The Iran-aligned group says the aim of the attacks is to support the Palestinians as Israel and Hamas wage war.
The rerouting adds cost and time to vessel journeys. Oil prices and war risk insurance premiums have spiked as a result.
What is the Suez Canal?
- The 192-kilometer (120-mile) Suez Canal is the quickest sea route between Asia and Europe.
- The canal is one of seven geographic choke points that are critically important to the world oil trade and are also susceptible to blockages or pirate attacks.
- About 9.2 million barrels per day of oil flowed through the canal in the first half of 2023, representing about 9% of global demand, the US Energy Information Administration said, quoting Vortexa data.
- Around 4% of global liquefied natural gas imports estimated at 391 million metric tons in 2023 so far passed through the canal, consultancy Energy Aspects said.
- Revenue from tolls paid by shipowners is an important source of income to the Egyptian economy, and hit a record $9.4 billion in the year to June 30.
- The canal can accommodate over 60% of the total world fleet of tankers when fully loaded, and over 90% of bulk carriers. It can also accommodate all container carriers, car carriers, and general cargo ships.
- A ship carrying Saudi crude from the Mideast Gulf can make it to Rotterdam, for example, in 6,436 nautical miles if it traverses the canal. Going around Africa increases the journey to 11,169 nautical miles, adding time and cost to a shipowner.
What’s the impact on canal navigation so far?
- On December 17, the Suez Canal Authority (SCA) said that since November 19, 55 ships have rerouted via the Cape of Good Hope, while 2,128 have passed through the canal in the same period.
- Two major freight firms including MSC, the world’s biggest container shipping line, said on December 16 they would avoid the Suez Canal as Houthi militants stepped up their assaults.

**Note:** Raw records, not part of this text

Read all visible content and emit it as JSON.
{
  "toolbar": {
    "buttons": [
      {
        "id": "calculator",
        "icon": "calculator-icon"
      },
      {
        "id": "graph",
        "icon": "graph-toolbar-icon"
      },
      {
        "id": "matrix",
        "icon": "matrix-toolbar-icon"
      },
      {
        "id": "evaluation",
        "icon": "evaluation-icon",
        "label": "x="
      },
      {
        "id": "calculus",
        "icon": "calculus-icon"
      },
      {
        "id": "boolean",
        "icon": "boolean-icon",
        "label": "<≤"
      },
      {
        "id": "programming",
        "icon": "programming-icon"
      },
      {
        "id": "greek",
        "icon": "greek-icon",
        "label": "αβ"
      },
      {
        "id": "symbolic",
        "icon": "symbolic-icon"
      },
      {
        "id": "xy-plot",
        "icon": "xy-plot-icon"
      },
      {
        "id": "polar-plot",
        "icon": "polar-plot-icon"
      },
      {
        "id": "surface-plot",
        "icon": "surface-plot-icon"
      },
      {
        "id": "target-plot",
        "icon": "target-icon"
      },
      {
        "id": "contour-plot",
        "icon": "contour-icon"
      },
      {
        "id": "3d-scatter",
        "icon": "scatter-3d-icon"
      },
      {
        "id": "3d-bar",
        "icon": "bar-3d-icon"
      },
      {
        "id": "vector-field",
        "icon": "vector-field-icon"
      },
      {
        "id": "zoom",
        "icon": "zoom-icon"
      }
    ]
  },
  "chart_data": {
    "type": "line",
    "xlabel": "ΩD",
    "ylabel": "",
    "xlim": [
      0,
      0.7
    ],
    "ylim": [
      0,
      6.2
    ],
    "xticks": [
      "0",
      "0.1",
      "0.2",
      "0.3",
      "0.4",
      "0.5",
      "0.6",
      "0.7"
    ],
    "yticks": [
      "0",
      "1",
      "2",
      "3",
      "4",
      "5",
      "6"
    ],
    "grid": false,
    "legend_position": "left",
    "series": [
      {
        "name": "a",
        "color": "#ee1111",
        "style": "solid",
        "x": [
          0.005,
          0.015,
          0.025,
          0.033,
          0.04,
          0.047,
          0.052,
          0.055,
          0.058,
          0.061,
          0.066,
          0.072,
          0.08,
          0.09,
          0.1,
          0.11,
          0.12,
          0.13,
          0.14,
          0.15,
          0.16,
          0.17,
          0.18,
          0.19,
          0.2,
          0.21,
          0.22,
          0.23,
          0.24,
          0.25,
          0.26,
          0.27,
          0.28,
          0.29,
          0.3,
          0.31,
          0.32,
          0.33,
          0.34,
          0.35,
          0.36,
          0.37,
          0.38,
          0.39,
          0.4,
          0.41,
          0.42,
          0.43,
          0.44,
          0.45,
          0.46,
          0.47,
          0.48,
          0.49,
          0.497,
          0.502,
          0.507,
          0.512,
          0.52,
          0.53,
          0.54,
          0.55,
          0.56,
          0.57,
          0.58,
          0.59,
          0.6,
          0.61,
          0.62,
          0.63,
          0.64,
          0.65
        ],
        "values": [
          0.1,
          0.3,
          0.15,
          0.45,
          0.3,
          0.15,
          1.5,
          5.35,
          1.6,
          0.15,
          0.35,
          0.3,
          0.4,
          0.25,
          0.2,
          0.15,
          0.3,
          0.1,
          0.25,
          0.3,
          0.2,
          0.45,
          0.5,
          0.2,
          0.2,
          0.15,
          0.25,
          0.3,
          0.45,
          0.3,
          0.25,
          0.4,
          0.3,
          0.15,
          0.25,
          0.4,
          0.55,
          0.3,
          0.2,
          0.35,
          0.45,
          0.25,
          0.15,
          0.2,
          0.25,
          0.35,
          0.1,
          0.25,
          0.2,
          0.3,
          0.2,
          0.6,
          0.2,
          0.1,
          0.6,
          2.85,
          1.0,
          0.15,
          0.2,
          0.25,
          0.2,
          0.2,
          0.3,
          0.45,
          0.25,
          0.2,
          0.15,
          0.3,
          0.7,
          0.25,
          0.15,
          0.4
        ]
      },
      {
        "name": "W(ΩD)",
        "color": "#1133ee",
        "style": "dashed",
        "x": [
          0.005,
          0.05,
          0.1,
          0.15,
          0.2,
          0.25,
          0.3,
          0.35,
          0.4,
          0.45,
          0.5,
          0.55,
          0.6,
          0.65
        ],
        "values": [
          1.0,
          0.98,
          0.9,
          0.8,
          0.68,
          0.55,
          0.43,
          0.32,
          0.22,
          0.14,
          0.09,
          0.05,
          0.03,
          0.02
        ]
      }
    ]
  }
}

- SCA Chairman Osama Rabie said that on December 17, 77 ships passed through the canal, including some ships belonging to shipping lines that had announced temporary diversions. Those were vessels that were already in the Red Sea region before the announcements were made.
- On December 18, oil major BP also temporarily paused all transits through the Red Sea.
A brief history
- The first canal was dug under the reign of Senausret III, Pharaoh of Egypt (1887-1849 BCE), linking the Mediterranean and Red Seas via the river Nile and its branches.
- Connecting the Mediterranean Sea with the Gulf of Suez and the Red Sea, a new artificial waterway was planned by French engineer Ferdinand de Lesseps. It took 10 years to complete and opened in November 1869.
- The canal separates the African continent from Asia, and provides the shortest maritime route between Europe and the lands lying around the Indian and western Pacific oceans. It is one of the world’s most heavily used shipping lanes.
- Egypt nationalized the canal in 1956, prompting shareholders Britain and France, along with Israel, to invade. The “Suez Crisis” only ended after Egypt sank 40 ships in the canal and the United States, Soviet Union, and United Nations intervened, forcing Britain, France, and Israel to withdraw.
- In June 1967, Egypt and some other Arab states fought Israel in what became known as the Six-Day War, with Israeli troops advancing to the east bank of the Suez Canal before a ceasefire was agreed. The canal was very badly damaged in fighting and, with opposing forces encamped on either side, remained closed until after the 1973 Yom Kippur War.
- Egypt regained full control of the canal following the Yom Kippur War and it was reopened in June 1975.